for the independent arguments.
Analogously for the sample series of the foam glass type 2 the following formula applies
89)σdB=20.43⋅ρ2.89⋅𝚎(0.021 n∗-0.00016 L3)+0.74
Here, the following applies:
- 0.26 ≤ ρ ≤ 0.34gr / cm3 ,
- 15 ≤ n∗ ≤ 26% und
- 1.9 ≤ L̅3 ≤ 2.6mm.
In the diagram on Fig. No. 26 the points were also entered, which belong to the test body, whose measured parameters σdB,ρ,n∗ and L̅3 were included into the regression analyses leading to the formulae No. 88 and No. 89.
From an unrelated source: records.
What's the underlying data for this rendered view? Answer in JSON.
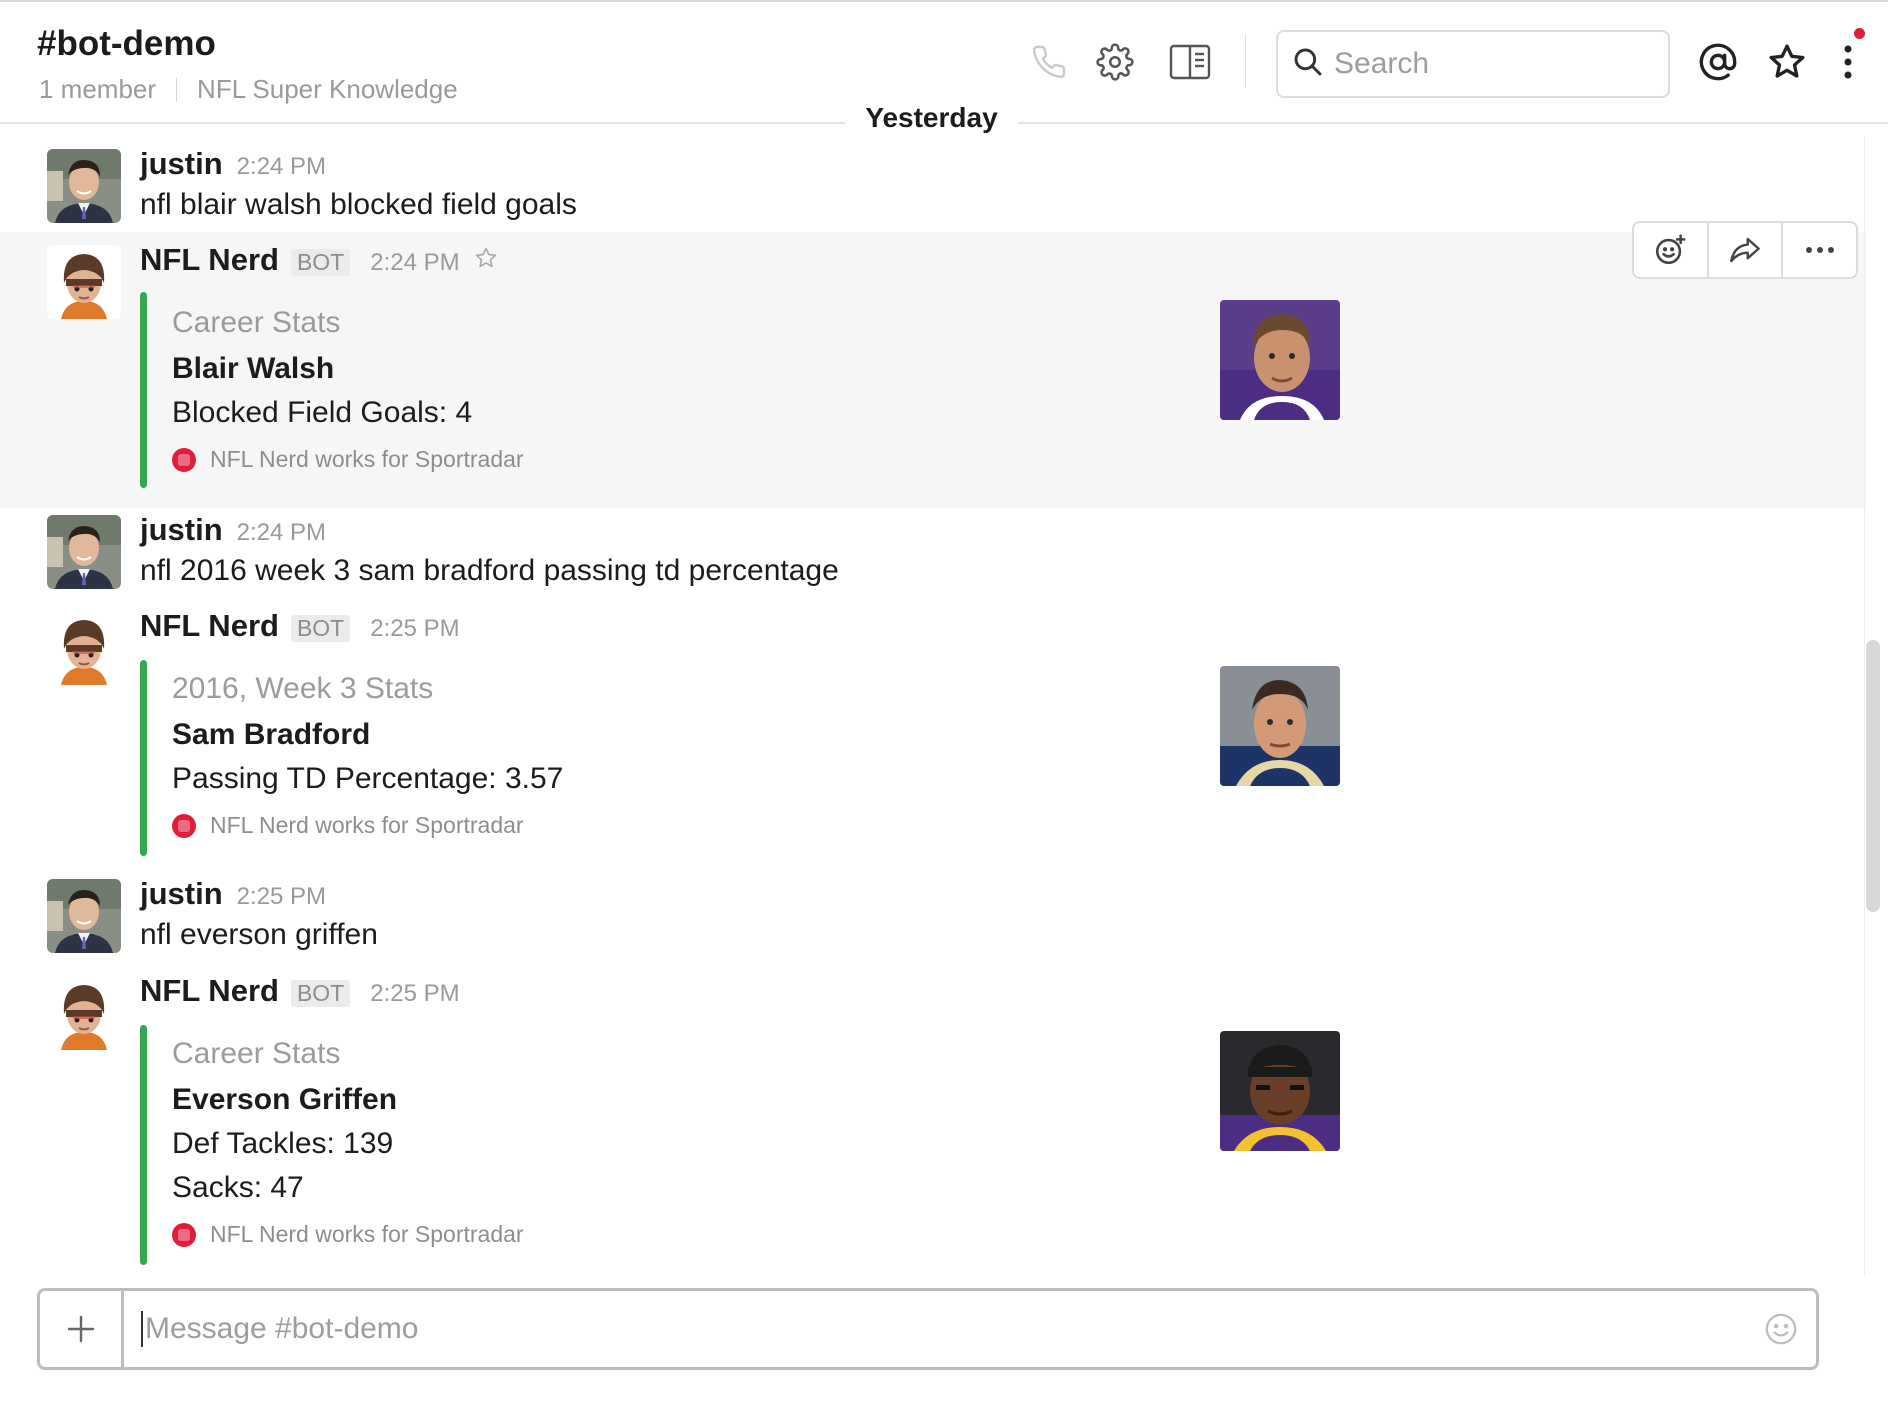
{
  "header": {
    "channel_name": "#bot-demo",
    "member_count": "1 member",
    "topic": "NFL Super Knowledge",
    "search_placeholder": "Search",
    "icons": [
      "phone-icon",
      "gear-icon",
      "details-pane-icon",
      "search-icon",
      "mention-icon",
      "star-icon",
      "more-vertical-icon"
    ]
  },
  "day_divider": "Yesterday",
  "colors": {
    "attachment_bar": "#36a64f",
    "notification_dot": "#e01e3c",
    "footer_icon": "#e01e3c"
  },
  "messages": [
    {
      "author": "justin",
      "time": "2:24 PM",
      "text": "nfl blair walsh blocked field goals"
    },
    {
      "author": "NFL Nerd",
      "badge": "BOT",
      "time": "2:24 PM",
      "attachment": {
        "pretext": "Career Stats",
        "title": "Blair Walsh",
        "fields": [
          "Blocked Field Goals: 4"
        ],
        "footer": "NFL Nerd works for Sportradar"
      }
    },
    {
      "author": "justin",
      "time": "2:24 PM",
      "text": "nfl 2016 week 3 sam bradford passing td percentage"
    },
    {
      "author": "NFL Nerd",
      "badge": "BOT",
      "time": "2:25 PM",
      "attachment": {
        "pretext": "2016, Week 3 Stats",
        "title": "Sam Bradford",
        "fields": [
          "Passing TD Percentage: 3.57"
        ],
        "footer": "NFL Nerd works for Sportradar"
      }
    },
    {
      "author": "justin",
      "time": "2:25 PM",
      "text": "nfl everson griffen"
    },
    {
      "author": "NFL Nerd",
      "badge": "BOT",
      "time": "2:25 PM",
      "attachment": {
        "pretext": "Career Stats",
        "title": "Everson Griffen",
        "fields": [
          "Def Tackles: 139",
          "Sacks: 47"
        ],
        "footer": "NFL Nerd works for Sportradar"
      }
    }
  ],
  "message_actions": [
    "add-reaction-icon",
    "share-icon",
    "more-horizontal-icon"
  ],
  "composer": {
    "placeholder": "Message #bot-demo"
  }
}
As was stated in section No. 2 of chapter A, for the fine-celled polyhedron foam glasses and the samples of type 2 - which were all expanded at comparatively low temperatures - a clear regression exists between the density ρ and the parameters n∗ and L̅3. For the values n∗ with relatively high expansion temperature profiles of the samples of foam glass type 1 however this no longer applies.
On the basis of these observations the hypothesis can be put forward that the structure (n∗=n∗(ρ),L̅3=L̅3(ρ)) and therefore also the mechanical behaviour of given polyhedron foam glass types expanded at low temperature only depends in the main on their density ρ whilst this no longer applies with reference to the types expanded with relatively high temperature profiles (n∗≠n∗(ρ),L̅3=L̅3(ρ)).
With the above statements regarding the empirically determined relationships between the parameters n∗ and L3 of samples of different polyhedron foam glass types and their density as well as with the general dependency established with the aid of a comparison of the regression equations No. 87, 88 and 89
the above hypothesis can be confirmed.